In mid-1985, work began on the construction of the Hassan II mosque in Casablanca, the most economically buoyant city in Morocco. It was precisely for this reason that it was decided to build it: the mosque, which is the most populated city and the economic capital of the country, should (in the words of King Hassan II himself) have an element that distinguishes it from other cities. Thus, it was on August 30, 1993, when the doors of one of the largest mosques in the world, surpassed only by Mecca, opened for the first time.
On the Boulevard Sidi Mohammed Ben Abdallah, touching the waters of the Atlantic Ocean, stands on an artificial peninsula the Hassan II Maze, an apotheosis designed by the French architect Michel Pinseau, which in addition to being one of the largest temples in the world, is the highest thanks to its minaret over 200 meters high. Its location on the sea is based on a verse from the Koran (“The throne of the god was upon the water”), and thanks to the size of its highest point, the laser that points to Mecca every night can be seen from several kilometres away.

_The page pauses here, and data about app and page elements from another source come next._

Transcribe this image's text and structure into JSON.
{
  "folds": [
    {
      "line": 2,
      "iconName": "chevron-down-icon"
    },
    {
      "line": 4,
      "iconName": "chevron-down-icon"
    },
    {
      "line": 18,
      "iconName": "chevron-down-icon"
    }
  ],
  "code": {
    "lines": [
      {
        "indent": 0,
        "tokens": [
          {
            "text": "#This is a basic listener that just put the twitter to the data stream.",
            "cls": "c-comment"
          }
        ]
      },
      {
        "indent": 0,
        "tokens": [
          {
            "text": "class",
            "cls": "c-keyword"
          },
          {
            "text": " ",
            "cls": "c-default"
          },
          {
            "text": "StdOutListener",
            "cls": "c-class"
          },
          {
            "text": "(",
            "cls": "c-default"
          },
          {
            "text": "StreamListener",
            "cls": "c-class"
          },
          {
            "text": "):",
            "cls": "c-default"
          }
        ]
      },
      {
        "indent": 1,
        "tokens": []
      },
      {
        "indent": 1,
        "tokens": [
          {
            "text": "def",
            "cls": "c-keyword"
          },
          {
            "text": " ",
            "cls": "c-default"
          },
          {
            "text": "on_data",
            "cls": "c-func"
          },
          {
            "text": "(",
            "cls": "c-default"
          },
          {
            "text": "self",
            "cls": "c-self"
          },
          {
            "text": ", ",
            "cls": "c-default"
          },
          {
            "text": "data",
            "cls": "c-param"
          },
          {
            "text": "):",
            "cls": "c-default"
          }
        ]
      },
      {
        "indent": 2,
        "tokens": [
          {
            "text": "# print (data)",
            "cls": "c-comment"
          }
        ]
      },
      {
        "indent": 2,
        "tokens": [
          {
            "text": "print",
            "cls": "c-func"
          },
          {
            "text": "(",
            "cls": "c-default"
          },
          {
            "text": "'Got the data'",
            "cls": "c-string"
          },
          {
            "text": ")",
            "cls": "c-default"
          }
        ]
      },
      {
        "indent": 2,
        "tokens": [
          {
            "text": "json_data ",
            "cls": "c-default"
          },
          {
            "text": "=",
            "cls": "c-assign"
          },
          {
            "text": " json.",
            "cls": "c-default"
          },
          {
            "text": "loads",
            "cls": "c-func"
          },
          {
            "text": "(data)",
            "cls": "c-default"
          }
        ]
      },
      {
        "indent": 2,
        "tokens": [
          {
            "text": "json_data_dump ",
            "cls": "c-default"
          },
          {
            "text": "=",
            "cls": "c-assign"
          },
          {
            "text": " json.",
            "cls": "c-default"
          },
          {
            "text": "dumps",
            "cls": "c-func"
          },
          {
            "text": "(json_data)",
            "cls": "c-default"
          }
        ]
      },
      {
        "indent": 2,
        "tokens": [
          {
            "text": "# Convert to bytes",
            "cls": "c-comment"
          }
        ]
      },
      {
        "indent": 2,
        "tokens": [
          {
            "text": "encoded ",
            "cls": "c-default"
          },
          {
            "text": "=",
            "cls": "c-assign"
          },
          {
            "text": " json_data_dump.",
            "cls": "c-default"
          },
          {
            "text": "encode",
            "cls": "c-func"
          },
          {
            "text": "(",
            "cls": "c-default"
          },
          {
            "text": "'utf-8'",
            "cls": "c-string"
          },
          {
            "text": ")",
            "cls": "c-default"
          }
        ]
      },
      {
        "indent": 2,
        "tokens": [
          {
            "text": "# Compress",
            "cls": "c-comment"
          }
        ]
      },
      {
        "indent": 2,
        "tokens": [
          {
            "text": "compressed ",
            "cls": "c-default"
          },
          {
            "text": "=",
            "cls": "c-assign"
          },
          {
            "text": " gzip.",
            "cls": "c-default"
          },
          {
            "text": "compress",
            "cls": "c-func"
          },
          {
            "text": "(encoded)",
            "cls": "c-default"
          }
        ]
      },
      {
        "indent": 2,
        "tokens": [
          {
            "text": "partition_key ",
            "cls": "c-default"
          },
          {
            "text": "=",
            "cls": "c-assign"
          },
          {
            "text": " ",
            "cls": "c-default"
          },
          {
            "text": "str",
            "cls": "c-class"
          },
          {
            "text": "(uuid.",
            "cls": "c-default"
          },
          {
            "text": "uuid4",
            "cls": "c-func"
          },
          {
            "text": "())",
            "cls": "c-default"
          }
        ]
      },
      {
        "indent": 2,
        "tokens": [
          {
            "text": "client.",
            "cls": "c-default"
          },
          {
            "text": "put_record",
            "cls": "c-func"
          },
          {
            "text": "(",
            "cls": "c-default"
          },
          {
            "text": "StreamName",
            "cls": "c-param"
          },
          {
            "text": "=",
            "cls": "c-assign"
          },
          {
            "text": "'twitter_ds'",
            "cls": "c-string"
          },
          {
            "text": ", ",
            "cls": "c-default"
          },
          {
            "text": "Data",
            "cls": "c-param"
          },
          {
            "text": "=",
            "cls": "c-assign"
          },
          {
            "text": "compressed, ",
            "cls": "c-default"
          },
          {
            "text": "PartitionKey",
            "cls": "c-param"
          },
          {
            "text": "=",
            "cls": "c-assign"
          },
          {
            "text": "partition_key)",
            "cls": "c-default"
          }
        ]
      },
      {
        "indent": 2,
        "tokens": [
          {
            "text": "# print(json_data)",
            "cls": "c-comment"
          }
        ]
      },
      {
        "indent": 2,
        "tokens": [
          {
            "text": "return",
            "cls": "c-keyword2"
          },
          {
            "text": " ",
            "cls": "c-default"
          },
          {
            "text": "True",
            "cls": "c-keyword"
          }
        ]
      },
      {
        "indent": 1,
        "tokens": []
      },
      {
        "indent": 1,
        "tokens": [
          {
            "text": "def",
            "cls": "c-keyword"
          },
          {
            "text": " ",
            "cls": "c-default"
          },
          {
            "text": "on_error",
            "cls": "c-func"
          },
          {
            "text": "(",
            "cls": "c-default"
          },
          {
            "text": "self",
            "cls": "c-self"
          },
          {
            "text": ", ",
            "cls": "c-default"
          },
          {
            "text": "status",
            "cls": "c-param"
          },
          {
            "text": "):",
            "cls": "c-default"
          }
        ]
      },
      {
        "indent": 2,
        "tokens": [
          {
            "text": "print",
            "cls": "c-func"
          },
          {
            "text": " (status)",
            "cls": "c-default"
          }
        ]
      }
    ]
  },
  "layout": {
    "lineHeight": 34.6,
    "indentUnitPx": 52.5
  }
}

It is a work as gigantic as it is controversial, since during its construction many houses (mostly shacks) of those who lived in the area had to be demolished, in addition to carrying costs of over 500 million dollars, not counting the costs that its maintenance continues to involve, which could well have served to help the neediest society.
A mosque that is more than a mosque
In any case, the Hassan II mosque is a reality, and as such it has space for 25,000 people in its temple of prayer, and up to 80,000 more in its courtyards and various squares, reaching a total area of 30,000 square meters. In addition to its religious activity as a mosque, other types of functions are carried out in its interior, since it has a school specialized in the study of the Koran, conference rooms, large libraries, and even an underground parking lot.
It was designed and built with the most advanced technologies and the best materials, so experts from all over the country and master craftsmen were brought to Casablanca to get to work. The result is an overwhelming building, based on marble, granite and high quality tiles, which has also been fitted with heating in the dream, a retractable roof to allow access to the sun’s rays, electronic doors, and technology specifically designed to prevent damage in the event of an earthquake.
However, as the years go by, being in contact with the sea breeze and the salt of the waters of the Atlantic Ocean begins to take its toll, and not even the latest invention is able to prevent its structure from requiring constant revisions and costly care.
It is fortunate that the Hassan II mosque is one of the few that allows access to non-Muslim tourists (in fact, only this one and the Tin Mal mosque in the High Atlas allow this), even if it is by means of a guided tour. For this reason, it is worth knowing that in order to access it, one must contract a service costing around 120 dirhams (a little over 10 euros) and go to the temple dressed in such a way that no Muslim can feel offended. Of course, it is obligatory to remove your shoes before entering, and it is possible that women who are lighter in clothing may be given a garment that covers their body before entering.